Theater intermission

Drive to build a community theater detoured

Craig Blamer’s plans to build a community theater have taken a new direction.

Craig Blamer’s plans to build a community theater have taken a new direction.

photo by Melanie MacTavish

Craig Blamer’s drive to create a subscriber-based community performance space called The Barn has hit a snag. After months of pouring money and labor into retrofitting an old warehouse on 11th Street near Park Avenue, he is relocating a few blocks south, based on a very timely offer. He said meeting the city’s permit fees and zoning requirements have proven too tough.

The offer has also unhinged him from boldly moving forward without permits as he suggested he would do back in July (See “Behind the Barn,” Scene, July 10.)

“Right when we are just starting to get the ball rolling for our mission plan,” he said during a recent interview, “the city came down and landed on us and told us that we couldn’t do it and if we did, we would be fined $1,000.”

Blamer is a tough guy. We know first-hand. He’s written movie and theater reviews for this paper for two decades. He suffered a stroke in January and, during his recovery, came up with the idea of creating a space that would offer free meals, movies and theater to help local artists while also providing local entertainment. The work, he figured, would serve as a kind of physical rehabilitation. He began the project in the former auto-upholstery shop on June 1.

“Since we work off a subscriber base rather than an admission thing,” he said, “we were looking to open up The Barn for members to come in and participate in what we have to offer during the evening. Since this is a grassroots effort making slow progress, all we’ve really been able to do up to now is show movies in there.”

He began showing the movies at the beginning of October and said the most he’s had in attendance at any one time was eight.

“We were advertising movies we were going to be showing on our member page,” he said. “Basically, we were just showing free movies to five to eight people sitting in lawn chairs. It’s pretty much no different than having your friends over and sitting on your lawn and projecting a movie on the side of your house.”

He was also living in the warehouse, which had a bedroom and was zoned residential/mixed-use, but the city kicked him out, he said. He was threatened with fines for living in the space, which was not up to code for occupancy.

Mark Wolfe, the city’s community development director, said his office first got in touch with Blamer in July.

“We met with Mr. Blamer and then sent him a zoning verification letter on July 31 outlining our clarifications for what permits were necessary,” Wolfe said. The Barn would have needed a use permit to allow for group assembly. The application for said permit is $3,000, which is nonrefundable and doesn’t guarantee approval. “That was the last contact we had from him until a neighbor sent a copy of a Facebook page about movies that he was showing there. We told him if he continued he would be fined.

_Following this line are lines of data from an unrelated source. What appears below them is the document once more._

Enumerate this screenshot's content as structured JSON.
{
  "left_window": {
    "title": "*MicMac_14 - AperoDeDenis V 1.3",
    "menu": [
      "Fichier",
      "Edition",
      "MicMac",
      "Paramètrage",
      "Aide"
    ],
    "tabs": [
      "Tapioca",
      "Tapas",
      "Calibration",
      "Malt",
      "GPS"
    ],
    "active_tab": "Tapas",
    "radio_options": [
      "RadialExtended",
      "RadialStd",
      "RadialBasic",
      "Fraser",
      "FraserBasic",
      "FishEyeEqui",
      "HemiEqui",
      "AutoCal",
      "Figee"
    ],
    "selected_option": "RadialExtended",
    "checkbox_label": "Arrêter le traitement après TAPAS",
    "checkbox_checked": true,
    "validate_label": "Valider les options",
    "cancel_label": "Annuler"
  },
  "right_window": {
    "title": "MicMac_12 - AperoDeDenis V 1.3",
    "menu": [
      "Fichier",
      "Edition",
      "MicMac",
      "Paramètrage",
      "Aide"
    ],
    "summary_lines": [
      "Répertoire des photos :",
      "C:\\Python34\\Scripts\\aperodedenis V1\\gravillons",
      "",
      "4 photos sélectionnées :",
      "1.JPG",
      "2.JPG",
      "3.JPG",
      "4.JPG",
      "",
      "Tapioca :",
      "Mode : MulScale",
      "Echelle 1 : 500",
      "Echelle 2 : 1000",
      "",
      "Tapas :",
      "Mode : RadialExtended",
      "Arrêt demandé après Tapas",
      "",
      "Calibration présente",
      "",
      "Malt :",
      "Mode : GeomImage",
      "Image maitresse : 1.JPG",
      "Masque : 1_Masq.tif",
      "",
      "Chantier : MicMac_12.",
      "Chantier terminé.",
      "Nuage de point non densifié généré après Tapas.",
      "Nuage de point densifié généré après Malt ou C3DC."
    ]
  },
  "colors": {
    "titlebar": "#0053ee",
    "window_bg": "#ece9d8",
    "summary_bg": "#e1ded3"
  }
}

“We were hoping that he would cooperate and then we got another neighbor who said somebody was living there,” Wolfe said. “We talked to him last week about stopping the theater stuff and not residing there. The building is not really set up to do what he wants to do. And it was going to be costly to bring it up to code for occupancy.”

The day before the city visited him and gave him the ultimatum, one of his subscribers contacted him and said if the present location didn’t work out, she had a space available. That space, he said, already has a stage and a kitchen and is up to code. It’s unclear, as he would not reveal the location of the new space just yet, whether that same use permit will be needed.

“I look at it as it was meant to be,” he said. “If the offer hadn’t been there I would have rolled up my sleeves and fought to stay. But ultimately this isn’t about my weird idea of entertainment, it’s about the project and that is way more important.”